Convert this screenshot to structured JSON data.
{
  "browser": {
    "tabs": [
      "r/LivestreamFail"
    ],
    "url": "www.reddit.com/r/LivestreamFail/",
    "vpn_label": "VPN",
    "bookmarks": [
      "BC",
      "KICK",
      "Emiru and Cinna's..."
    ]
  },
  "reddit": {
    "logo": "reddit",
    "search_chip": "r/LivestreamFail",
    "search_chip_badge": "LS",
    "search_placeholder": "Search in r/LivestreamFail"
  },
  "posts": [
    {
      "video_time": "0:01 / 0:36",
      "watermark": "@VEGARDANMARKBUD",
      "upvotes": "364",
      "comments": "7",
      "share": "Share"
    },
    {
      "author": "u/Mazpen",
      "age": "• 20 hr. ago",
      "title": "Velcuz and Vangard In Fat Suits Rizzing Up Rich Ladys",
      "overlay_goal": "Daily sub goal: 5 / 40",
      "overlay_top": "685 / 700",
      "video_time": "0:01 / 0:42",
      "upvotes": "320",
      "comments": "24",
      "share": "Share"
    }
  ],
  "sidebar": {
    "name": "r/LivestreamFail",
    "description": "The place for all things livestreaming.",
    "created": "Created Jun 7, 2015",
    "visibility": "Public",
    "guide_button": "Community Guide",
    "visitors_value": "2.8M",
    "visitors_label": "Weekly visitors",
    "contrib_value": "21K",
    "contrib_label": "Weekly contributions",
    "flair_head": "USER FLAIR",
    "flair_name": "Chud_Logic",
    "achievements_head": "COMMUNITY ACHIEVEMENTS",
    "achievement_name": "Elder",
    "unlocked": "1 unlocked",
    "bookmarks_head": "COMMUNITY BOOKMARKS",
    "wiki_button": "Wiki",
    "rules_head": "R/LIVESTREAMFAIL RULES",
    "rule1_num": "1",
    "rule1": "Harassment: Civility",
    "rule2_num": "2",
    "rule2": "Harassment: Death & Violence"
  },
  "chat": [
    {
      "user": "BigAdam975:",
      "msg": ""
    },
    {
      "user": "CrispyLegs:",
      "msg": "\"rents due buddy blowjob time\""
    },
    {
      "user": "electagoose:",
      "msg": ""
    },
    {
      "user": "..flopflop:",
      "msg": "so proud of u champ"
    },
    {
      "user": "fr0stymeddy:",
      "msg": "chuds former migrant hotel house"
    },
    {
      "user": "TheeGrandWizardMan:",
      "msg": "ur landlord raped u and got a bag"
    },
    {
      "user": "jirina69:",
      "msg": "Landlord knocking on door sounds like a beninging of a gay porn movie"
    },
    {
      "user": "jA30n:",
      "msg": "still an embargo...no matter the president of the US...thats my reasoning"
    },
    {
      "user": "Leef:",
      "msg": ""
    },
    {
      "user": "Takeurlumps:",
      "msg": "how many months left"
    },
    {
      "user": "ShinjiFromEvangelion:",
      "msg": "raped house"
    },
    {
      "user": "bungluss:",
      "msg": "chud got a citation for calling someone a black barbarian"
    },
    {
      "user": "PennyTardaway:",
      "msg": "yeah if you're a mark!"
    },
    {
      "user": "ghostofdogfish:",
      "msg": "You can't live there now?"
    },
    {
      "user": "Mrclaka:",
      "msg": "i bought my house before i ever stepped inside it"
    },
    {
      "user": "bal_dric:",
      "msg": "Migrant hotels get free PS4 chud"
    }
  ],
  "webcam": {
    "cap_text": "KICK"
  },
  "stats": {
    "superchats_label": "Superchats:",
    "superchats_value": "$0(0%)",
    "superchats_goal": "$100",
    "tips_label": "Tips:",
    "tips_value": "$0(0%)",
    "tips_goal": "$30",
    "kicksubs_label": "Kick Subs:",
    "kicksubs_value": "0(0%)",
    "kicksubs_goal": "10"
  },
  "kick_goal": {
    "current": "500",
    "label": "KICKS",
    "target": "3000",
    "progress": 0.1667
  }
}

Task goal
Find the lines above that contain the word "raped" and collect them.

Exercise response
      "msg": "ur landlord raped u and got a bag"
      "msg": "raped house"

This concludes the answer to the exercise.